Data for this exercise:
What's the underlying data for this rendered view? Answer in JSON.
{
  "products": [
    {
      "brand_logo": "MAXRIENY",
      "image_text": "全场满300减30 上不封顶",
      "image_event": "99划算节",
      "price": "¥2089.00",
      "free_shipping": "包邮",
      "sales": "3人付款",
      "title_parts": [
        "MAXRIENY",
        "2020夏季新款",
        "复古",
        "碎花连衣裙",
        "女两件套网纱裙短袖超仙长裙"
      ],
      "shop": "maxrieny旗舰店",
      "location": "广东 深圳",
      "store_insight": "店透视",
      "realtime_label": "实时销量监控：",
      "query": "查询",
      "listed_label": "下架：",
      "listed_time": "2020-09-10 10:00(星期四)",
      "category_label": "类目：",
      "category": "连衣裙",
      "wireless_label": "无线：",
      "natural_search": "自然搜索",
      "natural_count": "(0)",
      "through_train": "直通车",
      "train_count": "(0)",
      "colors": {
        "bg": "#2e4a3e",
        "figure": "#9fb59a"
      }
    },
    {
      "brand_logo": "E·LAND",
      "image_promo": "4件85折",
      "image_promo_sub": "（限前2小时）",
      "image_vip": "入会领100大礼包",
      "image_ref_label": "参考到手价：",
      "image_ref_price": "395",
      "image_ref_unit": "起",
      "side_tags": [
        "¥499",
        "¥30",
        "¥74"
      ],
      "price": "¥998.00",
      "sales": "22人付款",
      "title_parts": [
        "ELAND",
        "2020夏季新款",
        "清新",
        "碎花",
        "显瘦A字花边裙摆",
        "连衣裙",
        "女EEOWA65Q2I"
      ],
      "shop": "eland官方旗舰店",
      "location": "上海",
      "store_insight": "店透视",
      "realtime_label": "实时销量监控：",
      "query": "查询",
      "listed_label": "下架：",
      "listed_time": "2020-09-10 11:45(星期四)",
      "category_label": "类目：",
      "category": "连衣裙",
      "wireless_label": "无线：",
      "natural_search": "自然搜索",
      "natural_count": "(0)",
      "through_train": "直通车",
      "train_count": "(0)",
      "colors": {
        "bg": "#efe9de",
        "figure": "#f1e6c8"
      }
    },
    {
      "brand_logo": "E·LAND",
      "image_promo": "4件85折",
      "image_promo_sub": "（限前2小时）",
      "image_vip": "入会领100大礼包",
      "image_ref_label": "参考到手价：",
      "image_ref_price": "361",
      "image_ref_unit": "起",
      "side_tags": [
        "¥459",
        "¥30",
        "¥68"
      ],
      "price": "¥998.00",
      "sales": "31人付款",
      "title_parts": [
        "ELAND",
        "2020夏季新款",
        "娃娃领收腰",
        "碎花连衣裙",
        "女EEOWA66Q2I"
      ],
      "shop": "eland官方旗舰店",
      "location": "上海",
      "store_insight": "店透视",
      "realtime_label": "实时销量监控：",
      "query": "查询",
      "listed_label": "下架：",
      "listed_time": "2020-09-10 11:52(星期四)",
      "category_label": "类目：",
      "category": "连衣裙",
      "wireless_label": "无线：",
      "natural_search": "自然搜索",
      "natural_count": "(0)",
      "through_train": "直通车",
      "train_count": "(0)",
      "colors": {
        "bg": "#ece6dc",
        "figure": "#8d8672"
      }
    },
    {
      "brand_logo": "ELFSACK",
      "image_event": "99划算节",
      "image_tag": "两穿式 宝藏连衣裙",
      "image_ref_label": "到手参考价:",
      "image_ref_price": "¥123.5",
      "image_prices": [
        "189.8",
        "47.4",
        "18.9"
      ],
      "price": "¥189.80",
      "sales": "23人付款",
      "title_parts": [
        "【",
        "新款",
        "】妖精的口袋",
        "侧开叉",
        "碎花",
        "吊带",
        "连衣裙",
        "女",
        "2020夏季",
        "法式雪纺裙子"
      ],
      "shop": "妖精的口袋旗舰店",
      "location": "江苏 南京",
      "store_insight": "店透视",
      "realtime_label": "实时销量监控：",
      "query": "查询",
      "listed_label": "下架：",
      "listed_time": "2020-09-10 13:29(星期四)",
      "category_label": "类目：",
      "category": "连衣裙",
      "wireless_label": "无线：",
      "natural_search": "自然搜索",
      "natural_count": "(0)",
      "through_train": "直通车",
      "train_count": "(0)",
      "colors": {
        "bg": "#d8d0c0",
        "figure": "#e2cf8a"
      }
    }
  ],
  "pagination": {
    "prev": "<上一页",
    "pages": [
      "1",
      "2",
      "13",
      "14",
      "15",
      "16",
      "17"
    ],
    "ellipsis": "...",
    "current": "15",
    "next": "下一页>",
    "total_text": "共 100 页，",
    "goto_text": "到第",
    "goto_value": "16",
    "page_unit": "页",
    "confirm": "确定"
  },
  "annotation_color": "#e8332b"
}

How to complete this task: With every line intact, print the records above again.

Result:
What's the underlying data for this rendered view? Answer in JSON.
{
  "products": [
    {
      "brand_logo": "MAXRIENY",
      "image_text": "全场满300减30 上不封顶",
      "image_event": "99划算节",
      "price": "¥2089.00",
      "free_shipping": "包邮",
      "sales": "3人付款",
      "title_parts": [
        "MAXRIENY",
        "2020夏季新款",
        "复古",
        "碎花连衣裙",
        "女两件套网纱裙短袖超仙长裙"
      ],
      "shop": "maxrieny旗舰店",
      "location": "广东 深圳",
      "store_insight": "店透视",
      "realtime_label": "实时销量监控：",
      "query": "查询",
      "listed_label": "下架：",
      "listed_time": "2020-09-10 10:00(星期四)",
      "category_label": "类目：",
      "category": "连衣裙",
      "wireless_label": "无线：",
      "natural_search": "自然搜索",
      "natural_count": "(0)",
      "through_train": "直通车",
      "train_count": "(0)",
      "colors": {
        "bg": "#2e4a3e",
        "figure": "#9fb59a"
      }
    },
    {
      "brand_logo": "E·LAND",
      "image_promo": "4件85折",
      "image_promo_sub": "（限前2小时）",
      "image_vip": "入会领100大礼包",
      "image_ref_label": "参考到手价：",
      "image_ref_price": "395",
      "image_ref_unit": "起",
      "side_tags": [
        "¥499",
        "¥30",
        "¥74"
      ],
      "price": "¥998.00",
      "sales": "22人付款",
      "title_parts": [
        "ELAND",
        "2020夏季新款",
        "清新",
        "碎花",
        "显瘦A字花边裙摆",
        "连衣裙",
        "女EEOWA65Q2I"
      ],
      "shop": "eland官方旗舰店",
      "location": "上海",
      "store_insight": "店透视",
      "realtime_label": "实时销量监控：",
      "query": "查询",
      "listed_label": "下架：",
      "listed_time": "2020-09-10 11:45(星期四)",
      "category_label": "类目：",
      "category": "连衣裙",
      "wireless_label": "无线：",
      "natural_search": "自然搜索",
      "natural_count": "(0)",
      "through_train": "直通车",
      "train_count": "(0)",
      "colors": {
        "bg": "#efe9de",
        "figure": "#f1e6c8"
      }
    },
    {
      "brand_logo": "E·LAND",
      "image_promo": "4件85折",
      "image_promo_sub": "（限前2小时）",
      "image_vip": "入会领100大礼包",
      "image_ref_label": "参考到手价：",
      "image_ref_price": "361",
      "image_ref_unit": "起",
      "side_tags": [
        "¥459",
        "¥30",
        "¥68"
      ],
      "price": "¥998.00",
      "sales": "31人付款",
      "title_parts": [
        "ELAND",
        "2020夏季新款",
        "娃娃领收腰",
        "碎花连衣裙",
        "女EEOWA66Q2I"
      ],
      "shop": "eland官方旗舰店",
      "location": "上海",
      "store_insight": "店透视",
      "realtime_label": "实时销量监控：",
      "query": "查询",
      "listed_label": "下架：",
      "listed_time": "2020-09-10 11:52(星期四)",
      "category_label": "类目：",
      "category": "连衣裙",
      "wireless_label": "无线：",
      "natural_search": "自然搜索",
      "natural_count": "(0)",
      "through_train": "直通车",
      "train_count": "(0)",
      "colors": {
        "bg": "#ece6dc",
        "figure": "#8d8672"
      }
    },
    {
      "brand_logo": "ELFSACK",
      "image_event": "99划算节",
      "image_tag": "两穿式 宝藏连衣裙",
      "image_ref_label": "到手参考价:",
      "image_ref_price": "¥123.5",
      "image_prices": [
        "189.8",
        "47.4",
        "18.9"
      ],
      "price": "¥189.80",
      "sales": "23人付款",
      "title_parts": [
        "【",
        "新款",
        "】妖精的口袋",
        "侧开叉",
        "碎花",
        "吊带",
        "连衣裙",
        "女",
        "2020夏季",
        "法式雪纺裙子"
      ],
      "shop": "妖精的口袋旗舰店",
      "location": "江苏 南京",
      "store_insight": "店透视",
      "realtime_label": "实时销量监控：",
      "query": "查询",
      "listed_label": "下架：",
      "listed_time": "2020-09-10 13:29(星期四)",
      "category_label": "类目：",
      "category": "连衣裙",
      "wireless_label": "无线：",
      "natural_search": "自然搜索",
      "natural_count": "(0)",
      "through_train": "直通车",
      "train_count": "(0)",
      "colors": {
        "bg": "#d8d0c0",
        "figure": "#e2cf8a"
      }
    }
  ],
  "pagination": {
    "prev": "<上一页",
    "pages": [
      "1",
      "2",
      "13",
      "14",
      "15",
      "16",
      "17"
    ],
    "ellipsis": "...",
    "current": "15",
    "next": "下一页>",
    "total_text": "共 100 页，",
    "goto_text": "到第",
    "goto_value": "16",
    "page_unit": "页",
    "confirm": "确定"
  },
  "annotation_color": "#e8332b"
}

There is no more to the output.